One day, years after the death of her perfect husband, Natalie is surprised to find that Markus, her clumsy coworker, may be her second chance at love. Delicacy by David Foenkinos is a charming, short novel that explores “…the idea that what is most important in a love story is good timing.”
If you read Delicacy (or saw the movie) and want to talk about it, check back with the Library in the fall for a featured Sister Cities book discussion.
Steve Martin said, “When your hobbies get in the way of your work – that’s OK – but when your hobbies get in the way of themselves…well…” Glassblowing, crosswords, basket making, stitching, taxidermy, scrapbooking, soapmaking – whatever your hobby, make sure you save part of the day for it…or for reading about it!
Click here to see a list of the Library’s hobby mysteries.
C.C. Pyle called himself a promoter. Others called him a con man. In 1928, when endurance tests – like flagpole sitting and all-day dances – were the rage, C.C. Pyle held a cross country race. One hundred ninety-nine people paid Pyle an entry fee to run from Los Angeles to New York City for the chance to win $25,000. It was a 3,423 mile race. Contestants ran 30 – 50 miles a day in an era before supportive or flexible shoes. They suffered from malnutrition, sunburns, nervous breakdowns, hit and runs, fallen arches, ripped muscles, and even a blizzard in Amarillo. C.C. Pyle’s Amazing Foot Race, by Geoff Williams, chronicles the drastically underfinanced race and Pyle’s attempts to stay a step ahead of his debt collectors.
The Science Fiction and Fantasy Writers of America announced the winners of the 2012 Nebula Awards this weekend.
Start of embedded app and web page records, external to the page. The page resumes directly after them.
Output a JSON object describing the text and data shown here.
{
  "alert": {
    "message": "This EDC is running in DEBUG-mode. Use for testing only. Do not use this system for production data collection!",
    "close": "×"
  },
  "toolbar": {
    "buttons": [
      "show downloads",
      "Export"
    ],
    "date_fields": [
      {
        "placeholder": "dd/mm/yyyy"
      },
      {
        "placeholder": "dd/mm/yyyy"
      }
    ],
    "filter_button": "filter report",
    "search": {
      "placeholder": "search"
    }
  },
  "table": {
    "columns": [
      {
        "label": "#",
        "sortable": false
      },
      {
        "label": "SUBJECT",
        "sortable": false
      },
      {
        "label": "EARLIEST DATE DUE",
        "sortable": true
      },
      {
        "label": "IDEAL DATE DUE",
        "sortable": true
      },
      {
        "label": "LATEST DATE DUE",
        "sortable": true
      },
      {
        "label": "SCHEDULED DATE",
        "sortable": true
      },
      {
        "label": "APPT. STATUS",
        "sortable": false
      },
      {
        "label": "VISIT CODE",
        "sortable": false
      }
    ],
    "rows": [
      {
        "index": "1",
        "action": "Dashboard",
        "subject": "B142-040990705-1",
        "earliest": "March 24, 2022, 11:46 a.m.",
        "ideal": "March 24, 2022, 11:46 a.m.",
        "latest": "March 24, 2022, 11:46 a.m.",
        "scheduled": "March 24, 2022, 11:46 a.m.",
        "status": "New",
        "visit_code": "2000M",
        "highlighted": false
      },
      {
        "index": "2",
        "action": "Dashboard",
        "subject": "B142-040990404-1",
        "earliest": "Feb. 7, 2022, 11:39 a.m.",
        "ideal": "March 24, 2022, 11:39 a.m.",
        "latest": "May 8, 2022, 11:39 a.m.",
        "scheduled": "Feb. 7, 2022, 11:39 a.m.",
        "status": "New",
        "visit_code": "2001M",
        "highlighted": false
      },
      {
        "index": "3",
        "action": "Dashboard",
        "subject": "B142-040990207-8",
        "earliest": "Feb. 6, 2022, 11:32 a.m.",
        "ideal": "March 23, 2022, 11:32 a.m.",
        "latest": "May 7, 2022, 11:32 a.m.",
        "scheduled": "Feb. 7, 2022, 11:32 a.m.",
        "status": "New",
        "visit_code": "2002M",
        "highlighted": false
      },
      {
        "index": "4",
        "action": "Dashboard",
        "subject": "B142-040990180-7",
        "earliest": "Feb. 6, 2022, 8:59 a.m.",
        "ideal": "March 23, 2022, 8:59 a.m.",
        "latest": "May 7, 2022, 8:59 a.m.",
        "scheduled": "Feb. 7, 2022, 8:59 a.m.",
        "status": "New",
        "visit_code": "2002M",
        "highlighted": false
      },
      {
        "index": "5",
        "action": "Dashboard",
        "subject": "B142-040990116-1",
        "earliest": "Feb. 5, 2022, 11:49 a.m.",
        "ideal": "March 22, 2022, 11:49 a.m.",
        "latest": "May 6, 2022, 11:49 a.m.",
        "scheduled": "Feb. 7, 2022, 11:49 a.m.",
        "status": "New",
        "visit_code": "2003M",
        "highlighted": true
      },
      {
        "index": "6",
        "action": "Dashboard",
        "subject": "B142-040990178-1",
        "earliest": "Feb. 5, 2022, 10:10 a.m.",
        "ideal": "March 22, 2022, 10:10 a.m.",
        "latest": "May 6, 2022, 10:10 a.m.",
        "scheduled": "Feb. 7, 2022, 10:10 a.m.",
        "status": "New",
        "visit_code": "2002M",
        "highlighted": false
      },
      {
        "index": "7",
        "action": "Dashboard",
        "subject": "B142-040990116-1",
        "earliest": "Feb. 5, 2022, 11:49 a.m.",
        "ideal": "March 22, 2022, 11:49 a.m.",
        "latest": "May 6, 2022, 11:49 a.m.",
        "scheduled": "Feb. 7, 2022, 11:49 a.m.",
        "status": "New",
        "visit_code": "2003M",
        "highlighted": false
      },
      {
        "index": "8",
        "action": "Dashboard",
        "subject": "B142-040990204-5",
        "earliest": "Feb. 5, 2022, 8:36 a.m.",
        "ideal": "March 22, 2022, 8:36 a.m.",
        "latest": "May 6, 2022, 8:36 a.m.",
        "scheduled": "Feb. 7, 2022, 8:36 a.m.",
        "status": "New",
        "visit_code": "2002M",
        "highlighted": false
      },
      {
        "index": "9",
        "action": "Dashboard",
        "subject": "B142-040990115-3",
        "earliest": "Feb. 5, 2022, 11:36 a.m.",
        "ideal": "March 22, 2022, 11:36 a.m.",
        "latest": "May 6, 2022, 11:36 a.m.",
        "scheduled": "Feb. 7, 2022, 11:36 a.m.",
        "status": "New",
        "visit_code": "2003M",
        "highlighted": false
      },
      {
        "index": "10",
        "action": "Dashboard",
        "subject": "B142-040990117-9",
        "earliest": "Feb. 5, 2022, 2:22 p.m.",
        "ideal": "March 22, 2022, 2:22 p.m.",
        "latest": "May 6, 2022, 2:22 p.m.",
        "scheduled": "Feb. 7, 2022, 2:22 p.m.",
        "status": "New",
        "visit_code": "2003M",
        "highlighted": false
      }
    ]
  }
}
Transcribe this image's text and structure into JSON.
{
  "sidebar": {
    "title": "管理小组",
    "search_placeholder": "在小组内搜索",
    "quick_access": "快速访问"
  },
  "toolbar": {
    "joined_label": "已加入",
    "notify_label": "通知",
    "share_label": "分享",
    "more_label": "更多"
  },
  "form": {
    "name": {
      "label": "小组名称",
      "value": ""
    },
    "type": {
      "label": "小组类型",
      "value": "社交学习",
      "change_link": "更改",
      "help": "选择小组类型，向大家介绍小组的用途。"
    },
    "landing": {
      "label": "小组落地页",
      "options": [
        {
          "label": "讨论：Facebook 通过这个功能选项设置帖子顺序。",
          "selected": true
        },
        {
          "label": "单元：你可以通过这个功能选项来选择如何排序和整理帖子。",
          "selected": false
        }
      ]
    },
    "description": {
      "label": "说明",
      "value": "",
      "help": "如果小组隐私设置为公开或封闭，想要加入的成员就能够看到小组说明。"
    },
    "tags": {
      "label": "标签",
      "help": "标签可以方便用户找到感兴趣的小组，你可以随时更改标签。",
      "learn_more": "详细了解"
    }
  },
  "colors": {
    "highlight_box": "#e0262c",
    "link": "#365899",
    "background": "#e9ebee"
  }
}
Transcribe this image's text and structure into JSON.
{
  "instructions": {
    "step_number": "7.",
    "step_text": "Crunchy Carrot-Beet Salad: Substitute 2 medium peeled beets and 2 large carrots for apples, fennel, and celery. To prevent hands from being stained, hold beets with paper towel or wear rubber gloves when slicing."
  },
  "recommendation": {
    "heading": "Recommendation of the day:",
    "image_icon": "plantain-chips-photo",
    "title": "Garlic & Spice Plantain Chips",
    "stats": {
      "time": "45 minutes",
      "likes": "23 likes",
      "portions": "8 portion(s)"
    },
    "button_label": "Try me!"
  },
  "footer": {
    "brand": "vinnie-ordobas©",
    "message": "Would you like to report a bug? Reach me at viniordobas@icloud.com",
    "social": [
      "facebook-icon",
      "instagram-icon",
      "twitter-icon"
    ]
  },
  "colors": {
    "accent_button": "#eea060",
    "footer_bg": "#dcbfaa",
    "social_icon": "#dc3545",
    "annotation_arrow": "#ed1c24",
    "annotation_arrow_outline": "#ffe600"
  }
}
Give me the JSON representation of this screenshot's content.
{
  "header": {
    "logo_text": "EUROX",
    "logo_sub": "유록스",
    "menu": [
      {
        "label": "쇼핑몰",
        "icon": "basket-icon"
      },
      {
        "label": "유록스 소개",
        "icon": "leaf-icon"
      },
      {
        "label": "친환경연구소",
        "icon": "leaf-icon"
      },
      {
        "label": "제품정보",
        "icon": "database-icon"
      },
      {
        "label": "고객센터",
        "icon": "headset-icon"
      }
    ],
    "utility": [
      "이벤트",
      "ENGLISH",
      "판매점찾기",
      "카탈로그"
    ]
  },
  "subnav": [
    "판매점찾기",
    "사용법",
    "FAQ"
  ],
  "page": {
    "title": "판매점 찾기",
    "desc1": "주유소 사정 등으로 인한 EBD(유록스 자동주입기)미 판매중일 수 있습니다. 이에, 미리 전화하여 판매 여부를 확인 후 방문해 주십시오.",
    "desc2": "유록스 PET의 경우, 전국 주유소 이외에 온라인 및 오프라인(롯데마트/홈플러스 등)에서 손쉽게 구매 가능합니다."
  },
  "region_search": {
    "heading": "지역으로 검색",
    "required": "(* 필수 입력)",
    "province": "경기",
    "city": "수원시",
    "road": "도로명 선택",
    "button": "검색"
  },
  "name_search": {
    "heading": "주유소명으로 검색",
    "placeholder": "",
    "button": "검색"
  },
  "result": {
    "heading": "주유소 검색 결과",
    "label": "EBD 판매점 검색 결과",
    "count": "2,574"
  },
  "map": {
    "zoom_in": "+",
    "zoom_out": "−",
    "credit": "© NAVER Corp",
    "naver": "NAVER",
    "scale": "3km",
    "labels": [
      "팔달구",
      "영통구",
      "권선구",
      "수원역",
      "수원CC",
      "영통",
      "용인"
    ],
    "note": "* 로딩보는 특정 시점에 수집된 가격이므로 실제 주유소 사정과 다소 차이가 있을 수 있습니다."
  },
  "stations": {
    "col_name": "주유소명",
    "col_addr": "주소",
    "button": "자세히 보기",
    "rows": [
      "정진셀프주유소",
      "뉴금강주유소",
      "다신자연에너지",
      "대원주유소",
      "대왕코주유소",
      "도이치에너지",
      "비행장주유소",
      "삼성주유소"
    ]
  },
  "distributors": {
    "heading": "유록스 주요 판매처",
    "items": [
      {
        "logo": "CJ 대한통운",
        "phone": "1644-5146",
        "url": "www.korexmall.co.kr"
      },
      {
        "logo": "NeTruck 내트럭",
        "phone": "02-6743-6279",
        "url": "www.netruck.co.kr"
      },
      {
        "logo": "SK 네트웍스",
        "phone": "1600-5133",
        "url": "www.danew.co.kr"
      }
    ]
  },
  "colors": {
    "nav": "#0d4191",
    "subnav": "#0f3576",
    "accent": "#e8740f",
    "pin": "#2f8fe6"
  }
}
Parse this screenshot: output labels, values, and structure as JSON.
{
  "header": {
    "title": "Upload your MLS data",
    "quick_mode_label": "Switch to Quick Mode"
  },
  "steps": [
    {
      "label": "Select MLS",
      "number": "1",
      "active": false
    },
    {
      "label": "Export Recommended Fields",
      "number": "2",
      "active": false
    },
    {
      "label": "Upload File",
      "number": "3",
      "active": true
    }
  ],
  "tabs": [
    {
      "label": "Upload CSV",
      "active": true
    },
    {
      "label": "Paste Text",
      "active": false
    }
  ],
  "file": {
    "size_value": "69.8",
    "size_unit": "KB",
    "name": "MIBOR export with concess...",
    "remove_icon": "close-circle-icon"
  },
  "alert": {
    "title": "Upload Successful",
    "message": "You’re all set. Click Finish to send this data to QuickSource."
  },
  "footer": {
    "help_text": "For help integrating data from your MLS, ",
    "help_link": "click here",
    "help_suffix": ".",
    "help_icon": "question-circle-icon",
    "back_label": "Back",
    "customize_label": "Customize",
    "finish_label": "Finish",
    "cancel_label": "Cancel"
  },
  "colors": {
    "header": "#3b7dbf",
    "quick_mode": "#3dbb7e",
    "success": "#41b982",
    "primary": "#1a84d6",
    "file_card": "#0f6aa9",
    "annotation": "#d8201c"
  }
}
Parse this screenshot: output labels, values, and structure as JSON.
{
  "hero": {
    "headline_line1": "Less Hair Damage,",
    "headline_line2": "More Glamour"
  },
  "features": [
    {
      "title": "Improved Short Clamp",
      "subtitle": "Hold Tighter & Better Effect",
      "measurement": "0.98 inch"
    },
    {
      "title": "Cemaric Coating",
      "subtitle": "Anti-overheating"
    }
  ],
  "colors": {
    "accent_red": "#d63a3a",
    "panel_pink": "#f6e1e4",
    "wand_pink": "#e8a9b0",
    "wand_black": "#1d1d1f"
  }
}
Expand your universe with one of these stellar honorees:
Best Novel: Among Others by Jo Walton
Best Novella: The Man Who Bridged the Mist by Kij Johnson (Asimov’s Science Fiction, October/November 2011 – available to read online)
Best Short Story: “The Paper Menagerie” by Ken Liu (The Magazine of Fantasy and Science Fiction, March/April 2011 – available to read online)
The Leningrad Cowboys – a Slavic folk band tagged as “the worst rock ‘n’ roll band in the world” – travel to America in search of success. That’s about as far as plot goes in Leningrad Cowboys Go America, an absurdist comedy that satirizes Americana, the immigrant experience, and the Soviet political system.
What if you could know the fate of a prospective relationship before it even began? The Heart Gem, an enchanted stone which reveals the essence of a couple’s future match, may hold great promise or aching despair, and it is Bremen Tyler’s task to restore it to its rightful place. A dramatic encounter with the unconventional Hallie Pinefoy divides his attention, but now he has even more of a personal investment in retrieving his ancestral treasure. Author Isabella Macotte, who makes her home in Mount Prospect, introduces her debut series with The Heart Gem, a romance both sweet and sensual. The course of true love never did run smooth, but this is one pair who will take their chances.
When Hilary Mantel was asked, “Are you happy?” she said, “From time to time, yes…it depends almost entirely on the last sentence I wrote. If it was a good one, I am happy.” Best known as the English novelist who won the Man Booker Prize for Wolf Hall, Hilary Mantel has written a plethora of excellent sentences.
Bring Up the Bodies is Mantel’s latest novel. If you are interested in Tudor history, and the trial of Anne Boleyn in particular, you are sure to enjoy it.